Other therapeutic areas do now have more tailored medicines, which are much more sophisticated. Therefore, some of the criteria they need to look at in their assessment need to become a bit more sophisticated. That’s what we would like to see.

Are there any other major challenges facing oncology drug manufacturers in the UK or even just drug manufacturers?

There always have been and I believe there always will be challenges facing the pharmaceutical industry. We are a vital cog in the UK economy. The cost of managing oncology patients in the system has increased – there’s no doubt about it.

That is in part due to the cost of the oncology medicine but it’s also in part due to the fact that the NHS is getting better at diagnosing patients earlier and treating patients well. Patients are also living longer. We will have much more personalised and individualised medicine and the cost of that innovation remains high.

Getting that medicine to those patients in an appropriately timed manner is valuable to the health system, to all patients, and to the manufacturers. It’s challenging and we all need to work together to ensure the patients will benefit from it.

Has the Life Sciences Industrial Strategy done enough to encourage big pharma to work with the NHS and indeed invest in the country?

I think the Life Science Industrial Strategy as championed in the framework by Professor Sir John Bell is a great idea. I think it really does encourage investment in the UK. It does set up very clearly that the government views this as a valuable sector.

It has encouraged a good degree of investment from Sanofi, and I think it’s a great starting point, but we need to do more. The government and the framework need to do more. I think there’s still some way to go.

What issues are you expecting to arise because of Brexit?

Ultimately, the patient is what’s important here, and it doesn’t matter whether you’re a British company, French company or an American company. We have an obligation, a goal and an ethos to supply patients who need our medicines.

We have obviously prepared for the uncertainty that Brexit brings, in terms of our supply. We don’t know what’s going to happen, but we feel comfortable in the preparations we have made, such that we have a very high degree of confidence in the security of our supply in terms of our stock levels. I don’t think it matters where your company is based. The entire industry is thinking, “How can we support patients in the UK through the uncertainty around Brexit?”

What about the MHRA and the regulatory issue? Pharma will always file with the FDA first, then the EMA. Some people are saying that the UK will become a “third country” when it comes to filing medicines. How do you see it panning out?

The MHRA has been a leading regulator in the world in the past and I’m sure it will remain so in the future.

I think you could look at this with either a glass half-empty or a glass half-full approach, in respect to the matters we don’t know. Both the FDA and EMA use a common technical document for all the regulatory submissions that go in. I would imagine there wouldn’t be much deviation from that in the future.

It is my hope that the MHRA will continue to be a world class regulator and I believe it will remain so.


This is an interesting time for Sanofi, which will see the company branching out from its roots in diabetes and in addition, focusing on new areas, including oncology.

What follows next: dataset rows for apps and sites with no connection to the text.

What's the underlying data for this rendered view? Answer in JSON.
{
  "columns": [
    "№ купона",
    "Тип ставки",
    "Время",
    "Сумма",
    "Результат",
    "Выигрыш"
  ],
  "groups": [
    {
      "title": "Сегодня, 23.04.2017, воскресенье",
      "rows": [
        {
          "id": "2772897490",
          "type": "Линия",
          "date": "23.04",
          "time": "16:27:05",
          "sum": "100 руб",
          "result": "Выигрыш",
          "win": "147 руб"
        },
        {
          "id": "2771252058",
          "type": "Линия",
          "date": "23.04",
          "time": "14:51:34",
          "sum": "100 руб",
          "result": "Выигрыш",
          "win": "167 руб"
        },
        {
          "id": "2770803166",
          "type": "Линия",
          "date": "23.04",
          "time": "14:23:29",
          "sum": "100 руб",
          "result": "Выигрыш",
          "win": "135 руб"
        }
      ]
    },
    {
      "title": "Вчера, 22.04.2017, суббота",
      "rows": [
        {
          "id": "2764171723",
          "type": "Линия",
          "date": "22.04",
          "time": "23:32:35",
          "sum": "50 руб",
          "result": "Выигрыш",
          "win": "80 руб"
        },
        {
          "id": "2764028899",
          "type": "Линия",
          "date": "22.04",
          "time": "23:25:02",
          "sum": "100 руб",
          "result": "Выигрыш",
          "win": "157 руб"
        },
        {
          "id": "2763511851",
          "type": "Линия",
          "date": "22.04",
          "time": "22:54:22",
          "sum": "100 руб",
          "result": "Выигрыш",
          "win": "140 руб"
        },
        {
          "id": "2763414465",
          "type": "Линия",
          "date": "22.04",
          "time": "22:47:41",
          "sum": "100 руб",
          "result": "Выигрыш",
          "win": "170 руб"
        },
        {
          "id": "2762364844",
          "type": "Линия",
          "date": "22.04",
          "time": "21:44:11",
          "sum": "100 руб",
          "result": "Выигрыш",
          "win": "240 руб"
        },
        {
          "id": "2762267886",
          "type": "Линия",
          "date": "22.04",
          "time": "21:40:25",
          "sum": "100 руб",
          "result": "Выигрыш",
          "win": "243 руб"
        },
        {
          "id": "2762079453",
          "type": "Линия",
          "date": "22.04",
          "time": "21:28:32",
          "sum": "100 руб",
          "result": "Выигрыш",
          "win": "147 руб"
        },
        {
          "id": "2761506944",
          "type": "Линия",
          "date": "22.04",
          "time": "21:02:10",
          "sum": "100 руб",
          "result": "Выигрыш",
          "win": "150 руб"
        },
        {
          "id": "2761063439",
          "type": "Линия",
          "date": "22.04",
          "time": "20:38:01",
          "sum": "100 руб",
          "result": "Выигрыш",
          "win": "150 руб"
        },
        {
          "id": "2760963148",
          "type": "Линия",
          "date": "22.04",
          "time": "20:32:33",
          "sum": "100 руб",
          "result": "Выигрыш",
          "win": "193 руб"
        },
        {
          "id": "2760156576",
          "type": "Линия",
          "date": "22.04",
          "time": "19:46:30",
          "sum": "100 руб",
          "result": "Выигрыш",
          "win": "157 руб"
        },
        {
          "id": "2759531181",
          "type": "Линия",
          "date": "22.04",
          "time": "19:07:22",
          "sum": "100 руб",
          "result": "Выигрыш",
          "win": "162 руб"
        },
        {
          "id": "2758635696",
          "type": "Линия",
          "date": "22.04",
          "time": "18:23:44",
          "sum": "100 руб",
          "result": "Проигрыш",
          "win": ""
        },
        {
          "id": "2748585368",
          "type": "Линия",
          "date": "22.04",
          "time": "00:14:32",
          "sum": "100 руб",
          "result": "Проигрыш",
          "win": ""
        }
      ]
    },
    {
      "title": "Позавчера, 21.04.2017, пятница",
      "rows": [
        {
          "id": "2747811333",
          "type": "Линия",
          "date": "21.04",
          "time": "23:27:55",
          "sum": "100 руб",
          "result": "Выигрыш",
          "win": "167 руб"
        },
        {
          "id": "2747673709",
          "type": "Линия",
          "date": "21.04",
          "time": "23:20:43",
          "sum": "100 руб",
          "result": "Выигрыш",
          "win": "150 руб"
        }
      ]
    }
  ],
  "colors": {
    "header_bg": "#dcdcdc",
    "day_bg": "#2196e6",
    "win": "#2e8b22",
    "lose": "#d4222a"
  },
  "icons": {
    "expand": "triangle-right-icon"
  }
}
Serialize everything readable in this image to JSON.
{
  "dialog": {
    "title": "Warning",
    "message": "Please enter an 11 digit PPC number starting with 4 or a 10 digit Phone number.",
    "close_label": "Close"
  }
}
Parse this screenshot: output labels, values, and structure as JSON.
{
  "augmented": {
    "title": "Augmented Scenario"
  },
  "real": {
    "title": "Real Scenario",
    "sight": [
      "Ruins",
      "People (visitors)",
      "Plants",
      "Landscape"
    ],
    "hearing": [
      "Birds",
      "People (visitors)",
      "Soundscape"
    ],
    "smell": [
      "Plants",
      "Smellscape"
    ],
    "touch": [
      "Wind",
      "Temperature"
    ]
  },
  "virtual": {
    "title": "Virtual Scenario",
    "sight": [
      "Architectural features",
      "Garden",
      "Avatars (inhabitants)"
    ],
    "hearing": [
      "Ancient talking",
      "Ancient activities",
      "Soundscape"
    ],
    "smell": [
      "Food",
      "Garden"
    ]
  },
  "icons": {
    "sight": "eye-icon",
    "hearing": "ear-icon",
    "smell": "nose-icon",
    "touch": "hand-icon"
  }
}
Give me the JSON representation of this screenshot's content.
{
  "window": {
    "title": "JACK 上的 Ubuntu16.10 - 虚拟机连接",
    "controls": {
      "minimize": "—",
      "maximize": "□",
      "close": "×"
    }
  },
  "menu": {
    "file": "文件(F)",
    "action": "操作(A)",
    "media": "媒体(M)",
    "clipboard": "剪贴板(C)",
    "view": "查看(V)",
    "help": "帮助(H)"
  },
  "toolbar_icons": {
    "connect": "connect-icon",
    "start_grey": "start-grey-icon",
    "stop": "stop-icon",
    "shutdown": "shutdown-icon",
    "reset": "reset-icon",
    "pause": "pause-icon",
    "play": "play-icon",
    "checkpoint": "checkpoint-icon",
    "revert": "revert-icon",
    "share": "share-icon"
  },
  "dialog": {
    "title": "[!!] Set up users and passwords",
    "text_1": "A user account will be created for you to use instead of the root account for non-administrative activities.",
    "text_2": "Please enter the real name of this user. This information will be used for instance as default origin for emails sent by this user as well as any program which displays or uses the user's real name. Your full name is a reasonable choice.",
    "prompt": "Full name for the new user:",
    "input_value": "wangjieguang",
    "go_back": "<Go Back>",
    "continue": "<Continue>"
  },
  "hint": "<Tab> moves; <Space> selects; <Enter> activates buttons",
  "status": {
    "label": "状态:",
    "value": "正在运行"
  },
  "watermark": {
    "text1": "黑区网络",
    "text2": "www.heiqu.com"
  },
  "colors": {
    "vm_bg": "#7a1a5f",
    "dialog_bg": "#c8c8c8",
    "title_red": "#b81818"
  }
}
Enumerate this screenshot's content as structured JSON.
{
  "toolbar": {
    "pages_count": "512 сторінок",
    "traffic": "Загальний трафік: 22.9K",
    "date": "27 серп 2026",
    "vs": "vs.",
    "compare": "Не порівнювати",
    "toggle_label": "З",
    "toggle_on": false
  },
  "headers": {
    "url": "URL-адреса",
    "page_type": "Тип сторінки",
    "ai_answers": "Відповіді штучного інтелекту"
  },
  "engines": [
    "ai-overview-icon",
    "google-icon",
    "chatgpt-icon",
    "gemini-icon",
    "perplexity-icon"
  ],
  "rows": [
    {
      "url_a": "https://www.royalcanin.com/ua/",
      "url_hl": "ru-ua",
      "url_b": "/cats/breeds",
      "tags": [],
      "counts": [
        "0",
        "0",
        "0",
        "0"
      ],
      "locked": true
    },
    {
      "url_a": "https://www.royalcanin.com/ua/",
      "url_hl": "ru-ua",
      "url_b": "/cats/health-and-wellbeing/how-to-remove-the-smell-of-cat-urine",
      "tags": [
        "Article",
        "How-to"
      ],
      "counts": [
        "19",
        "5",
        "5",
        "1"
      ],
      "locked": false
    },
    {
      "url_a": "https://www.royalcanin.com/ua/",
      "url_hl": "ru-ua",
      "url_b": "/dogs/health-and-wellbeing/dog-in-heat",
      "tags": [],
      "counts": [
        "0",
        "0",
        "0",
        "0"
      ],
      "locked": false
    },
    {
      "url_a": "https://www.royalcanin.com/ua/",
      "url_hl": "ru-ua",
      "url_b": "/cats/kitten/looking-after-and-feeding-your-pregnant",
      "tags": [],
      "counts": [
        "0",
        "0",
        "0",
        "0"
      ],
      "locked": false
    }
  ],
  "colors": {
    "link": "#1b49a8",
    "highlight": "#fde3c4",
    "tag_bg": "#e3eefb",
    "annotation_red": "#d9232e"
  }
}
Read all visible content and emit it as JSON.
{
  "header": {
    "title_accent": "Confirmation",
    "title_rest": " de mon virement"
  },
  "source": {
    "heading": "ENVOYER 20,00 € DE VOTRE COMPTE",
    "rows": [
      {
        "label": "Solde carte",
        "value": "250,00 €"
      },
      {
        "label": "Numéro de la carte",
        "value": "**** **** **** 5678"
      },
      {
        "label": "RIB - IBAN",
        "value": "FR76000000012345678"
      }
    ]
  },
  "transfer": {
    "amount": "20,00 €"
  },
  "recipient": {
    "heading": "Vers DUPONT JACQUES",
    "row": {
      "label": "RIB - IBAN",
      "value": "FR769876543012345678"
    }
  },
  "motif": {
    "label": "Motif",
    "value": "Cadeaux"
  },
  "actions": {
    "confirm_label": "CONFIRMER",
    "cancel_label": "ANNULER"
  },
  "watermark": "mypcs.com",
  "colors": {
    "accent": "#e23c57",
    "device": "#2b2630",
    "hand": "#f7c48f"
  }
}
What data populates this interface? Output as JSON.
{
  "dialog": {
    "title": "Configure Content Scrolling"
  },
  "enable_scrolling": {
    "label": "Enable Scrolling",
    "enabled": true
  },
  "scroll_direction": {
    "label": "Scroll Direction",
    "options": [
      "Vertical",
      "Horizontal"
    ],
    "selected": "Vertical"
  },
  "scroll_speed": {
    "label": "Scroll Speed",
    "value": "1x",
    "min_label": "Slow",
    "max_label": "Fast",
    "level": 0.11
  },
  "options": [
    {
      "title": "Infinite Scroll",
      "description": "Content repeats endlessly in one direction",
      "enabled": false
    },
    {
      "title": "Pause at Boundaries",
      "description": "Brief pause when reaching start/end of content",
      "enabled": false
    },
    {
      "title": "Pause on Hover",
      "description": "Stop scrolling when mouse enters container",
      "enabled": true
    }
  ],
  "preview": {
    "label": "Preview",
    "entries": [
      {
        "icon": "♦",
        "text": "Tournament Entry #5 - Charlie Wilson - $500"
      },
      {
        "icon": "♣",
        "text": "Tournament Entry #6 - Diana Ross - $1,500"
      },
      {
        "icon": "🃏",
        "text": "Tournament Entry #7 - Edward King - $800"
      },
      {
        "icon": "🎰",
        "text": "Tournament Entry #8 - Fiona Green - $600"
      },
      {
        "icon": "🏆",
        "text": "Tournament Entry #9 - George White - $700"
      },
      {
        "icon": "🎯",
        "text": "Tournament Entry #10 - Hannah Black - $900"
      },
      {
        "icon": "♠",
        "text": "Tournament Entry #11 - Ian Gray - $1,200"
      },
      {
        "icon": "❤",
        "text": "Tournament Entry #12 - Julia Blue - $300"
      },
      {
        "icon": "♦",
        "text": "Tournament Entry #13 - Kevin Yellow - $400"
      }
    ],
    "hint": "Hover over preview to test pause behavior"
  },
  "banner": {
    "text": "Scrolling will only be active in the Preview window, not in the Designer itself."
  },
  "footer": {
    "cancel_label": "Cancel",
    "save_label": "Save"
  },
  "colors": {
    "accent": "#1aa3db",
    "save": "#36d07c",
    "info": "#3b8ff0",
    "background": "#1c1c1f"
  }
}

The competition is going to be tough, and like many other firms it has encountered issues in the UK with NICE. But Moodley’s optimistic leadership style will set it off on the right track during this period of change and uncertainty.

About the interviewee

Dr Marc Moodley has worked at Sanofi since 2018 and is currently the medical director for Sanofi Genzyme UK & IE.

He is an experienced pharmaceutical physician whose clinical career has helped patients in both developed and developing markets, gaining true insight into patient needs and the shortfalls in many healthcare systems. His 15-year pharmaceutical career has spanned across R&D, global medical affairs and business development across several specialist therapeutic areas.

In addition to his primary medical degree and CCT in pharmaceutical medicine, Marc holds an MBA from Imperial College.